**Task prompt:** Down to the last character, repeat the entries beneath this task.

(Extracted records)
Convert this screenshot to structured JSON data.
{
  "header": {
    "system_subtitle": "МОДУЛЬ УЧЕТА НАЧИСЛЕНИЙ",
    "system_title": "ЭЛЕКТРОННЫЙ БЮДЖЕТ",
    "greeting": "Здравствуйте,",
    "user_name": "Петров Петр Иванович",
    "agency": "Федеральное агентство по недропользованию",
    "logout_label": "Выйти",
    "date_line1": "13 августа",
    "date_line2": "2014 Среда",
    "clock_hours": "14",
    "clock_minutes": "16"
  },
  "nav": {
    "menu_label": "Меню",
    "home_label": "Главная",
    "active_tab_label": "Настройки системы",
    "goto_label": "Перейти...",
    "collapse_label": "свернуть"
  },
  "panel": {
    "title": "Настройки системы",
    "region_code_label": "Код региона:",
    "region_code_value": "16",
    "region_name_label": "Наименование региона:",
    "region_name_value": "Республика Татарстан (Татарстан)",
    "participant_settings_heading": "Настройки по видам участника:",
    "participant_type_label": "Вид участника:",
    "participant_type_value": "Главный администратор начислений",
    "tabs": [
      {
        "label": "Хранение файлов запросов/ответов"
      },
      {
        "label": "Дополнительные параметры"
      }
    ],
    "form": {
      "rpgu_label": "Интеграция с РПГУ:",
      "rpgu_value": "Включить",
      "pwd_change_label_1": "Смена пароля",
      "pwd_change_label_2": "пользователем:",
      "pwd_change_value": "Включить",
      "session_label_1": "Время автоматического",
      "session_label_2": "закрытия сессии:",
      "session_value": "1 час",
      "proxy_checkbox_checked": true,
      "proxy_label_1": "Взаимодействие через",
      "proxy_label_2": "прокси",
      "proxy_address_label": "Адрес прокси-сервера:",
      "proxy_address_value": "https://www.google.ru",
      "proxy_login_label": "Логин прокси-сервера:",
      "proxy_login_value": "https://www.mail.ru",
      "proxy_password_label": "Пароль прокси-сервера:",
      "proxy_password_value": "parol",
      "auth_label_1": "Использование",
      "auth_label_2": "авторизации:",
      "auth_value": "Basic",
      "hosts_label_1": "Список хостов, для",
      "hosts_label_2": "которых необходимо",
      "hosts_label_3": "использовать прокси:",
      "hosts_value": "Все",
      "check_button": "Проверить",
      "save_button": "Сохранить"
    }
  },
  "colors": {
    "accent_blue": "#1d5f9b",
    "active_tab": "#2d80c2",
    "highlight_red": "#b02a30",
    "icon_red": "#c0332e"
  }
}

**Exercise response:**
Convert this screenshot to structured JSON data.
{
  "header": {
    "system_subtitle": "МОДУЛЬ УЧЕТА НАЧИСЛЕНИЙ",
    "system_title": "ЭЛЕКТРОННЫЙ БЮДЖЕТ",
    "greeting": "Здравствуйте,",
    "user_name": "Петров Петр Иванович",
    "agency": "Федеральное агентство по недропользованию",
    "logout_label": "Выйти",
    "date_line1": "13 августа",
    "date_line2": "2014 Среда",
    "clock_hours": "14",
    "clock_minutes": "16"
  },
  "nav": {
    "menu_label": "Меню",
    "home_label": "Главная",
    "active_tab_label": "Настройки системы",
    "goto_label": "Перейти...",
    "collapse_label": "свернуть"
  },
  "panel": {
    "title": "Настройки системы",
    "region_code_label": "Код региона:",
    "region_code_value": "16",
    "region_name_label": "Наименование региона:",
    "region_name_value": "Республика Татарстан (Татарстан)",
    "participant_settings_heading": "Настройки по видам участника:",
    "participant_type_label": "Вид участника:",
    "participant_type_value": "Главный администратор начислений",
    "tabs": [
      {
        "label": "Хранение файлов запросов/ответов"
      },
      {
        "label": "Дополнительные параметры"
      }
    ],
    "form": {
      "rpgu_label": "Интеграция с РПГУ:",
      "rpgu_value": "Включить",
      "pwd_change_label_1": "Смена пароля",
      "pwd_change_label_2": "пользователем:",
      "pwd_change_value": "Включить",
      "session_label_1": "Время автоматического",
      "session_label_2": "закрытия сессии:",
      "session_value": "1 час",
      "proxy_checkbox_checked": true,
      "proxy_label_1": "Взаимодействие через",
      "proxy_label_2": "прокси",
      "proxy_address_label": "Адрес прокси-сервера:",
      "proxy_address_value": "https://www.google.ru",
      "proxy_login_label": "Логин прокси-сервера:",
      "proxy_login_value": "https://www.mail.ru",
      "proxy_password_label": "Пароль прокси-сервера:",
      "proxy_password_value": "parol",
      "auth_label_1": "Использование",
      "auth_label_2": "авторизации:",
      "auth_value": "Basic",
      "hosts_label_1": "Список хостов, для",
      "hosts_label_2": "которых необходимо",
      "hosts_label_3": "использовать прокси:",
      "hosts_value": "Все",
      "check_button": "Проверить",
      "save_button": "Сохранить"
    }
  },
  "colors": {
    "accent_blue": "#1d5f9b",
    "active_tab": "#2d80c2",
    "highlight_red": "#b02a30",
    "icon_red": "#c0332e"
  }
}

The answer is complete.